Bennett said the elementary and high school students will work together and learn real problem-solving tactics while they will show their findings at a year-end celebration of learning on May 18.

“We’re really excited to see what you are going to come up with for the celebration of learning,” she said. “Especially how you can improve it for the area and wildlife in general.”

Emanuelson described the plight of the Eastern Hellbender Salamander, saying it generally lives for 25-60 years but its population has been greatly declining for the past four decades.

“It’s only been studied for the past 35 years but is on the endangered species list in Ohio,” he added, noting they were not on the federal endangerment list. “We’re looking at an 82-percent decline in population since the 1980s.”

He shared some details on the salamanders, saying they are the largest in North America and third largest in the world, eat crayfish, small fish and possibly smaller salamanders and can grow to more than 24 inches long. They are found locally and live under rocks in the waters of Little Beaver Creek and its tributaries, but their existence has been impacted through such events as collection since they are a rare species, construction of dams, decrease in water quality or quantity, conversion of forests to farmland and home development and excessive siltation (soil runoff). Emanuelson challenged the students to locate a farm field or other local area to research the watershed, particularly if water quality is being affected, and to help solve the puzzle and remove the creatures from the state’s endangered list.

Elementary students have already begun learning about the salamander so they are getting prepared for the task at hand. Science teacher Karen Marquis rallied the pupils, saying they will study rainfall, water quality, land conditions and other aspects to ensure the animals will endure.

“Over the next few days, we will map water fall on the grounds and when it rains, we will go to the places we’ve mapped and see the rainfall,” she continued.

Officials said test kits will be available at Beaver Creek State Park and the high school students will assist in the process.

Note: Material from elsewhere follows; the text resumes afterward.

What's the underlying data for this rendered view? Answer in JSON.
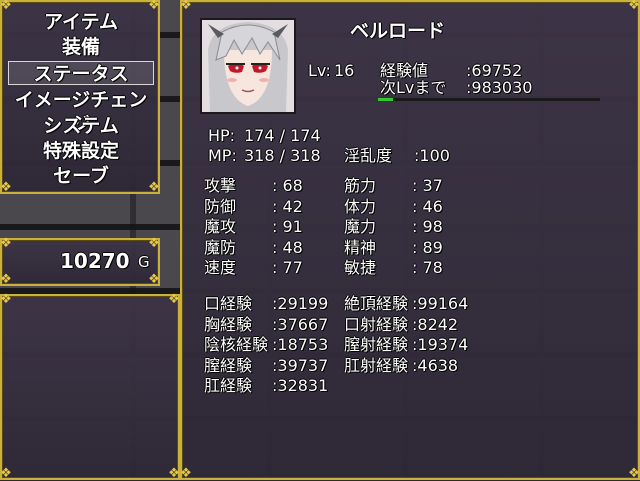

“When new find out what’s going on, we’ll see if we can figure out how to solve the situation,” Marquis said. “We will test, analyze and come up with a solution.”

Christmas Parade

Breakfast with a Loved One

The PTO had the first Breakfast with a Loved One the fall of 2019. The Elementary could not offer the program again until the Fall of 2022 and again in the Spring of 2023 due to COVID-19 restrictions.